People misunderstand the magnitude of grief over a spouse.  Not only did someone we love die; but the person who co-parented, who helped pay the bills, who held us at night, who kissed us, who shared our dreams, who we shared pillow-talk with died.  Died, as in no longer on this planet in human form. Permanent. No second chances.  Gone. 

And we who once called ourselves wives and lovers are left feeling desperate for human contact as the world as we had known it crumbles.  We freak out.  We do things that seem strange or inappropriate.  We make mistakes.  Some overspend, overeat or overindulge.  And that's okay.  It really is.  Each mistake is part of the messy process of healing.  I listen to these other women and understand everything they are experiencing.  I wish I didn't understand. I wish their stories of loneliness, betrayal and abandonment were unique, but they are really quite common.

What is so difficult to understand about people needing one another?  Why is that scary?  All of us, not just those who grieve, but every single one of us on this planet needs love, understanding and connection.  Perhaps we all need to reach out more to that elderly neighbor who walks his dog every night, the goofy guy at work who just doesn't seem to fit or the widow down the street who looks like she has it all together.  Why not?  Love transcends language, age, economics, race, religion and politics. Unfortunately, so does loneliness.

Tuesday, August 10, 2010

Noise

Screech. Bam. Beep.  Blonk.  Noise rattles through my brain with all the naysayers and troublemakers who enjoy being the speed bump in my otherwise good mood.  To them I say...thank you.  Thank you for thickening my skin, solidifying my resolve and emboldening my already bold attitude. 


Adversity does teach a lesson.  All of the challenges and disappointments I have faced during the past years have taught me the value of advocating for myself.  This should be a no-brainer, you might think, but the fact is that I forgot this lesson somewhere along the way.  Somewhere along the way I started doubting my opinions, my purpose, and my innate value.  In the aftermath of my husband's suicide, I felt scarred and abandoned.  But all of that has changed. Thanks to the challenges and the tragedy I have overcome, I now know what I am capable of handling and am confident being my own advocate. 


To the critics and naysayers who have continuously told me all of the things I cannot do and should not do as a widowed mom of two, thank you for being wrong on so many occasions.  Your continued non-support and misguided opinions have validated my gut instincts.  Intuition and confidence were once my innate nature, but I lost that for awhile.  Thank you for helping me find it again. 


Like a river smashing against boulders, I am carving my own path through the canyon.  My river may be twisting and turning more than anticipated, but it's a beautiful albeit unexpected path.  I love the rush I get from walking in my own power.  Doubts are cast aside as I shut out the noise and do what I need to do.  Those boulders, those speed bumps, those challenges and disappointments are not enough to stop my momentum.

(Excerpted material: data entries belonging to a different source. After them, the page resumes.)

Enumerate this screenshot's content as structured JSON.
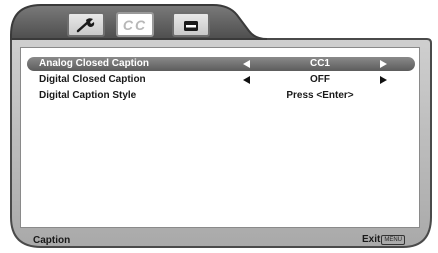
{
  "tabs": [
    {
      "name": "settings",
      "icon": "wrench-icon"
    },
    {
      "name": "closed-caption",
      "label": "CC",
      "active": true
    },
    {
      "name": "lock",
      "icon": "lock-icon"
    }
  ],
  "menu": {
    "rows": [
      {
        "label": "Analog Closed Caption",
        "value": "CC1",
        "selected": true,
        "has_arrows": true
      },
      {
        "label": "Digital Closed Caption",
        "value": "OFF",
        "selected": false,
        "has_arrows": true
      },
      {
        "label": "Digital Caption Style",
        "value": "Press <Enter>",
        "selected": false,
        "has_arrows": false
      }
    ]
  },
  "footer": {
    "title": "Caption",
    "exit_label": "Exit",
    "exit_key": "MENU"
  },
  "colors": {
    "frame": "#b5b5b5",
    "frame_dark": "#5a5a5a",
    "highlight": "#6f6f6f",
    "text": "#1a1a1a"
  }
}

I see my 14 year old daughter advocating for herself, too.  She has learned hard life lessons at a young age, but they are serving her well.  I have no doubt she will conquer the challenges in her life because of the obstacles she has already overcome.  She is more powerful than I ever was at her age.  The path she carves will be magnificent. 


Yes, the past five years have been incredibly difficult.  I have cried more than I ever thought I would cry.  I have struggled to stand when all I wanted to do was curl up on the floor and lose myself in darkness.  I have cursed my fate.  My children have suffered the loss of their father and the trauma of seeing his suicide.  They have screamed with anger.  They have clung to me in sorrow.  Together we have gotten to the other side of grief's chasm of despair.  We have gotten here despite the critics who told us we never would. 


In the famous words of Frank Sinatra, "I did it my way."  So thank you, speed bumps, for thickening my skin, strengthening my resolve and emboldening my already bold attitude.